In safe mode as NASA probes two systems 'anomalies'
The reactivation of the Hubble space telescope has been suspended while NASA probes a couple of systems 'anomalies' following the boot-up of its back-up computer system.
The venerable eye in the sky was last month blinded by the failure of the Control Unit/Science Data Formatter (CU/SDF) in its operational Side A Science Instrument Command and Data Handling unit (SIC&DH), which packets data from the 'scope's five main instruments for transmission back to Earth.
NASA responded by firing up the redundant Side B system, and hoped to have Hubble back in full science mode last Friday. However, the agency now reports that while instrument reconfiguration "proceeded nominally" and the Wide Field Planetary Camera 2, Near Infrared Camera and Multi Object Spectrometer were successfully commanded from safe to operate modes, things didn't go quite so smoothly with the Advanced Camera for Surveys (ACS).

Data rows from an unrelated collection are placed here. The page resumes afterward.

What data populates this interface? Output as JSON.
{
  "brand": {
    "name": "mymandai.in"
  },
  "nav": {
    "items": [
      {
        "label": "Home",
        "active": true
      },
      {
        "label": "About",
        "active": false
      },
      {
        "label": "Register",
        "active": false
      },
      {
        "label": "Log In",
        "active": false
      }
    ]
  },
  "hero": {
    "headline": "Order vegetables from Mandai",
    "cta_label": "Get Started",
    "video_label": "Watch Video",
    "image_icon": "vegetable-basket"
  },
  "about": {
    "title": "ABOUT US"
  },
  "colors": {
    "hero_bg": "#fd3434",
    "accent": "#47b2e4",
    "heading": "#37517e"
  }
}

NASA explains that on 16 October "an anomaly occurred during the last steps of the commanding to the Advanced Camera for Surveys". The report elaborates: "At 1:40 pm [Eastern Time], when the low voltage power supply to the ACS Solar Blind Channel was commanded on, software running in a microprocessor in ACS detected an incorrect voltage level in the Solar Blind Channel and suspended ACS.
"Then at 5:14 pm, the Hubble spacecraft computer sensed the loss of a 'keep alive' signal from the NASA Standard Spacecraft Computer in the SIC&DH and correctly responded by safing the NSSC-I and the science instruments. It is not yet known if these two events were related."
NASA concludes: "The investigation into both anomalies is underway. All data has been collected and is being analyzed. The science instruments will remain in safe mode until the NSSC-I issue is resolved. All other subsystems on the spacecraft are performing nominally and astrometry observations continue." ®
Sponsored: Customer Identity and Access Management